## Required action
Work out how many lines in the entries below include the word "Khải", and give only that figure.

Excerpts from an interface dataset:
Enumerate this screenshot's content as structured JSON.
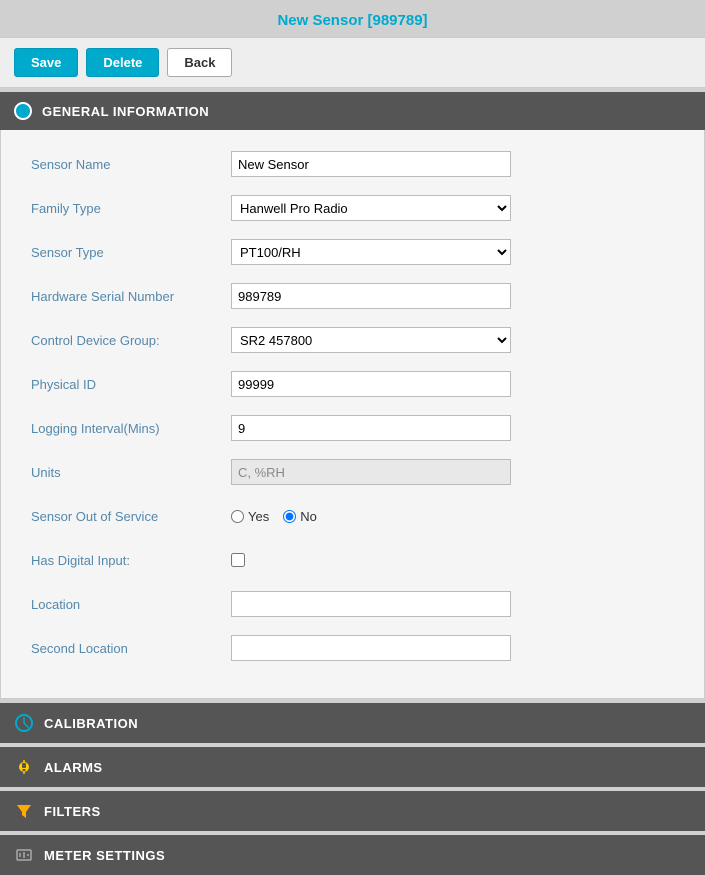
{
  "page": {
    "title": "New Sensor [989789]"
  },
  "toolbar": {
    "save_label": "Save",
    "delete_label": "Delete",
    "back_label": "Back"
  },
  "general_section": {
    "header": "GENERAL INFORMATION",
    "fields": {
      "sensor_name_label": "Sensor Name",
      "sensor_name_value": "New Sensor",
      "family_type_label": "Family Type",
      "family_type_value": "Hanwell Pro Radio",
      "sensor_type_label": "Sensor Type",
      "sensor_type_value": "PT100/RH",
      "hardware_serial_label": "Hardware Serial Number",
      "hardware_serial_value": "989789",
      "control_device_label": "Control Device Group:",
      "control_device_value": "SR2 457800",
      "physical_id_label": "Physical ID",
      "physical_id_value": "99999",
      "logging_interval_label": "Logging Interval(Mins)",
      "logging_interval_value": "9",
      "units_label": "Units",
      "units_value": "C, %RH",
      "out_of_service_label": "Sensor Out of Service",
      "out_of_service_yes": "Yes",
      "out_of_service_no": "No",
      "digital_input_label": "Has Digital Input:",
      "location_label": "Location",
      "location_value": "",
      "second_location_label": "Second Location",
      "second_location_value": ""
    }
  },
  "sections": {
    "calibration_label": "CALIBRATION",
    "alarms_label": "ALARMS",
    "filters_label": "FILTERS",
    "meter_settings_label": "METER SETTINGS"
  },
  "dropdowns": {
    "family_type_options": [
      "Hanwell Pro Radio"
    ],
    "sensor_type_options": [
      "PT100/RH"
    ],
    "control_device_options": [
      "SR2 457800"
    ]
  }
}
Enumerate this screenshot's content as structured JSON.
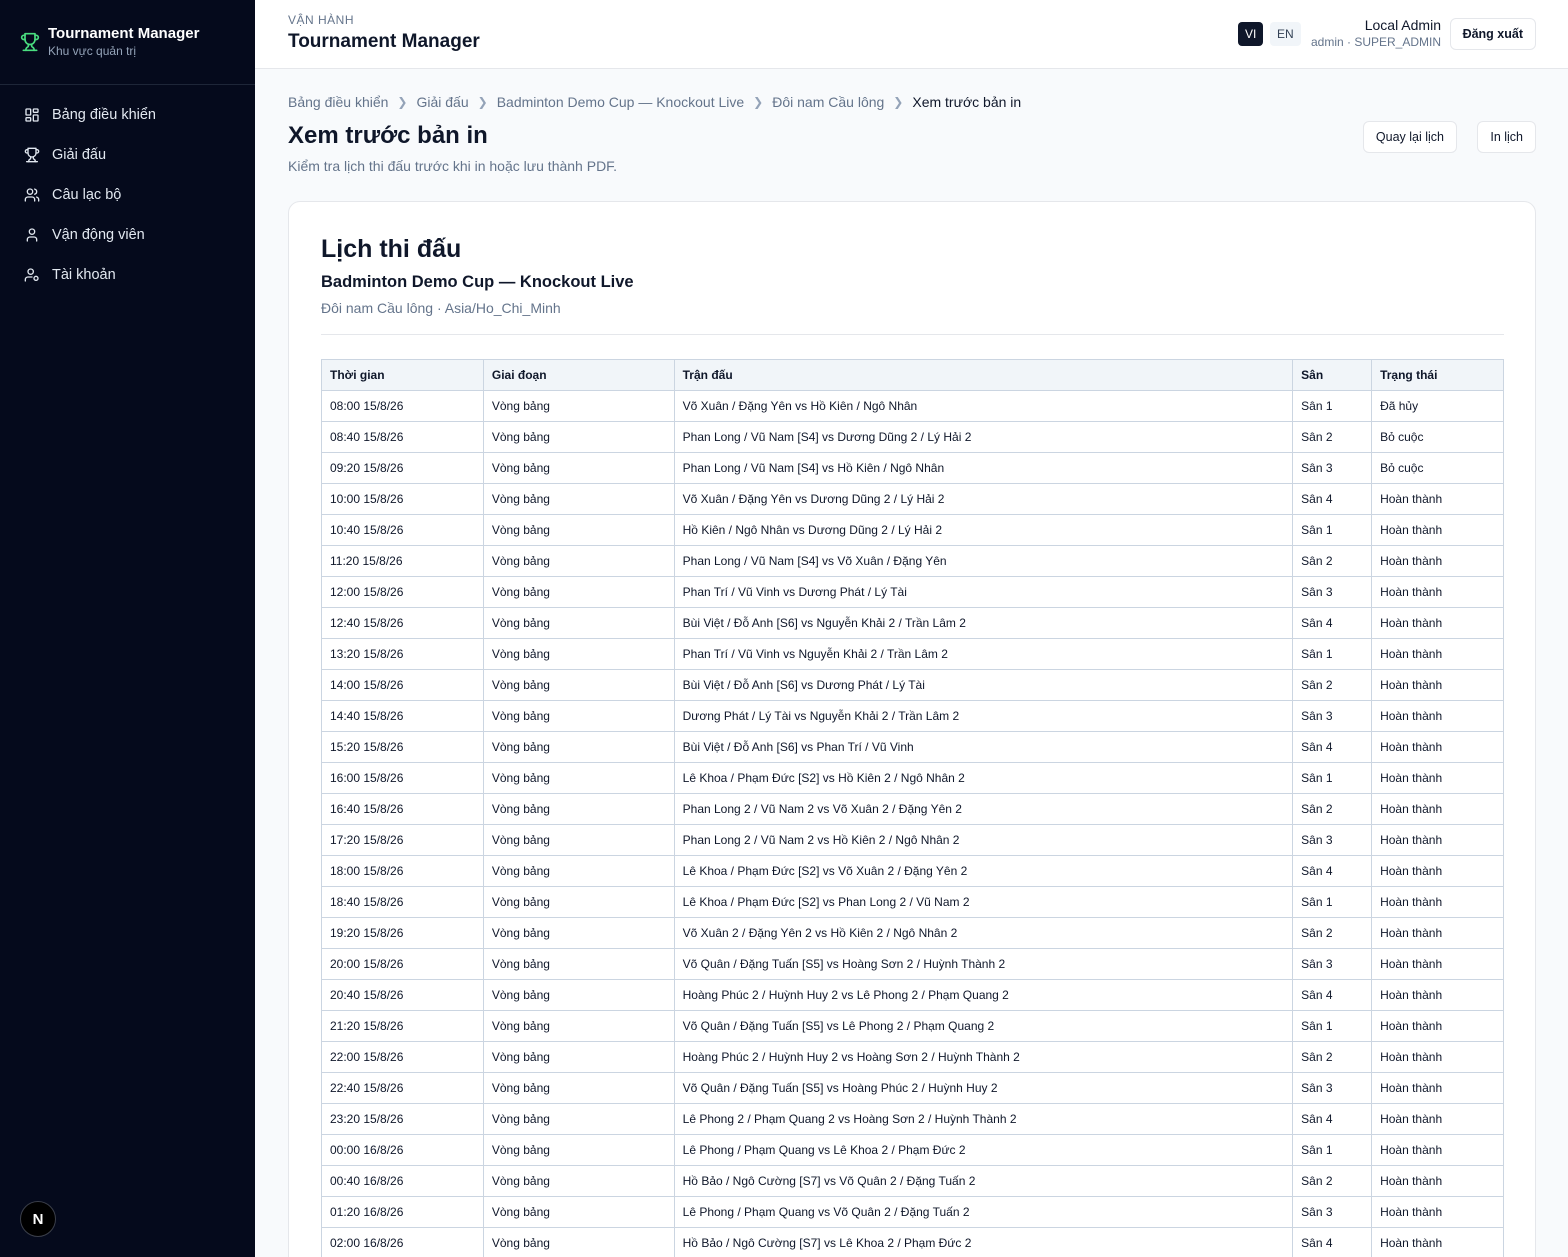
{
  "sidebar": {
    "brand_title": "Tournament Manager",
    "brand_subtitle": "Khu vực quản trị",
    "items": [
      {
        "label": "Bảng điều khiển",
        "icon": "dashboard-icon"
      },
      {
        "label": "Giải đấu",
        "icon": "trophy-icon"
      },
      {
        "label": "Câu lạc bộ",
        "icon": "users-icon"
      },
      {
        "label": "Vận động viên",
        "icon": "user-icon"
      },
      {
        "label": "Tài khoản",
        "icon": "user-cog-icon"
      }
    ],
    "badge": "N"
  },
  "header": {
    "eyebrow": "VẬN HÀNH",
    "title": "Tournament Manager",
    "lang_vi": "VI",
    "lang_en": "EN",
    "user_name": "Local Admin",
    "user_role": "admin · SUPER_ADMIN",
    "logout": "Đăng xuất"
  },
  "breadcrumb": [
    "Bảng điều khiển",
    "Giải đấu",
    "Badminton Demo Cup — Knockout Live",
    "Đôi nam Cầu lông",
    "Xem trước bản in"
  ],
  "page": {
    "title": "Xem trước bản in",
    "description": "Kiểm tra lịch thi đấu trước khi in hoặc lưu thành PDF.",
    "back_button": "Quay lại lịch",
    "print_button": "In lịch"
  },
  "schedule": {
    "title": "Lịch thi đấu",
    "tournament": "Badminton Demo Cup — Knockout Live",
    "meta": "Đôi nam Cầu lông · Asia/Ho_Chi_Minh",
    "columns": [
      "Thời gian",
      "Giai đoạn",
      "Trận đấu",
      "Sân",
      "Trạng thái"
    ],
    "rows": [
      [
        "08:00 15/8/26",
        "Vòng bảng",
        "Võ Xuân / Đặng Yên vs Hồ Kiên / Ngô Nhân",
        "Sân 1",
        "Đã hủy"
      ],
      [
        "08:40 15/8/26",
        "Vòng bảng",
        "Phan Long / Vũ Nam [S4] vs Dương Dũng 2 / Lý Hải 2",
        "Sân 2",
        "Bỏ cuộc"
      ],
      [
        "09:20 15/8/26",
        "Vòng bảng",
        "Phan Long / Vũ Nam [S4] vs Hồ Kiên / Ngô Nhân",
        "Sân 3",
        "Bỏ cuộc"
      ],
      [
        "10:00 15/8/26",
        "Vòng bảng",
        "Võ Xuân / Đặng Yên vs Dương Dũng 2 / Lý Hải 2",
        "Sân 4",
        "Hoàn thành"
      ],
      [
        "10:40 15/8/26",
        "Vòng bảng",
        "Hồ Kiên / Ngô Nhân vs Dương Dũng 2 / Lý Hải 2",
        "Sân 1",
        "Hoàn thành"
      ],
      [
        "11:20 15/8/26",
        "Vòng bảng",
        "Phan Long / Vũ Nam [S4] vs Võ Xuân / Đặng Yên",
        "Sân 2",
        "Hoàn thành"
      ],
      [
        "12:00 15/8/26",
        "Vòng bảng",
        "Phan Trí / Vũ Vinh vs Dương Phát / Lý Tài",
        "Sân 3",
        "Hoàn thành"
      ],
      [
        "12:40 15/8/26",
        "Vòng bảng",
        "Bùi Việt / Đỗ Anh [S6] vs Nguyễn Khải 2 / Trần Lâm 2",
        "Sân 4",
        "Hoàn thành"
      ],
      [
        "13:20 15/8/26",
        "Vòng bảng",
        "Phan Trí / Vũ Vinh vs Nguyễn Khải 2 / Trần Lâm 2",
        "Sân 1",
        "Hoàn thành"
      ],
      [
        "14:00 15/8/26",
        "Vòng bảng",
        "Bùi Việt / Đỗ Anh [S6] vs Dương Phát / Lý Tài",
        "Sân 2",
        "Hoàn thành"
      ],
      [
        "14:40 15/8/26",
        "Vòng bảng",
        "Dương Phát / Lý Tài vs Nguyễn Khải 2 / Trần Lâm 2",
        "Sân 3",
        "Hoàn thành"
      ],
      [
        "15:20 15/8/26",
        "Vòng bảng",
        "Bùi Việt / Đỗ Anh [S6] vs Phan Trí / Vũ Vinh",
        "Sân 4",
        "Hoàn thành"
      ],
      [
        "16:00 15/8/26",
        "Vòng bảng",
        "Lê Khoa / Phạm Đức [S2] vs Hồ Kiên 2 / Ngô Nhân 2",
        "Sân 1",
        "Hoàn thành"
      ],
      [
        "16:40 15/8/26",
        "Vòng bảng",
        "Phan Long 2 / Vũ Nam 2 vs Võ Xuân 2 / Đặng Yên 2",
        "Sân 2",
        "Hoàn thành"
      ],
      [
        "17:20 15/8/26",
        "Vòng bảng",
        "Phan Long 2 / Vũ Nam 2 vs Hồ Kiên 2 / Ngô Nhân 2",
        "Sân 3",
        "Hoàn thành"
      ],
      [
        "18:00 15/8/26",
        "Vòng bảng",
        "Lê Khoa / Phạm Đức [S2] vs Võ Xuân 2 / Đặng Yên 2",
        "Sân 4",
        "Hoàn thành"
      ],
      [
        "18:40 15/8/26",
        "Vòng bảng",
        "Lê Khoa / Phạm Đức [S2] vs Phan Long 2 / Vũ Nam 2",
        "Sân 1",
        "Hoàn thành"
      ],
      [
        "19:20 15/8/26",
        "Vòng bảng",
        "Võ Xuân 2 / Đặng Yên 2 vs Hồ Kiên 2 / Ngô Nhân 2",
        "Sân 2",
        "Hoàn thành"
      ],
      [
        "20:00 15/8/26",
        "Vòng bảng",
        "Võ Quân / Đặng Tuấn [S5] vs Hoàng Sơn 2 / Huỳnh Thành 2",
        "Sân 3",
        "Hoàn thành"
      ],
      [
        "20:40 15/8/26",
        "Vòng bảng",
        "Hoàng Phúc 2 / Huỳnh Huy 2 vs Lê Phong 2 / Phạm Quang 2",
        "Sân 4",
        "Hoàn thành"
      ],
      [
        "21:20 15/8/26",
        "Vòng bảng",
        "Võ Quân / Đặng Tuấn [S5] vs Lê Phong 2 / Phạm Quang 2",
        "Sân 1",
        "Hoàn thành"
      ],
      [
        "22:00 15/8/26",
        "Vòng bảng",
        "Hoàng Phúc 2 / Huỳnh Huy 2 vs Hoàng Sơn 2 / Huỳnh Thành 2",
        "Sân 2",
        "Hoàn thành"
      ],
      [
        "22:40 15/8/26",
        "Vòng bảng",
        "Võ Quân / Đặng Tuấn [S5] vs Hoàng Phúc 2 / Huỳnh Huy 2",
        "Sân 3",
        "Hoàn thành"
      ],
      [
        "23:20 15/8/26",
        "Vòng bảng",
        "Lê Phong 2 / Phạm Quang 2 vs Hoàng Sơn 2 / Huỳnh Thành 2",
        "Sân 4",
        "Hoàn thành"
      ],
      [
        "00:00 16/8/26",
        "Vòng bảng",
        "Lê Phong / Phạm Quang vs Lê Khoa 2 / Phạm Đức 2",
        "Sân 1",
        "Hoàn thành"
      ],
      [
        "00:40 16/8/26",
        "Vòng bảng",
        "Hồ Bảo / Ngô Cường [S7] vs Võ Quân 2 / Đặng Tuấn 2",
        "Sân 2",
        "Hoàn thành"
      ],
      [
        "01:20 16/8/26",
        "Vòng bảng",
        "Lê Phong / Phạm Quang vs Võ Quân 2 / Đặng Tuấn 2",
        "Sân 3",
        "Hoàn thành"
      ],
      [
        "02:00 16/8/26",
        "Vòng bảng",
        "Hồ Bảo / Ngô Cường [S7] vs Lê Khoa 2 / Phạm Đức 2",
        "Sân 4",
        "Hoàn thành"
      ]
    ]
  },
  "colors": {
    "sidebar_bg": "#050a1c",
    "brand_accent": "#4ade80",
    "primary": "#0f172a"
  }
}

## Result below
3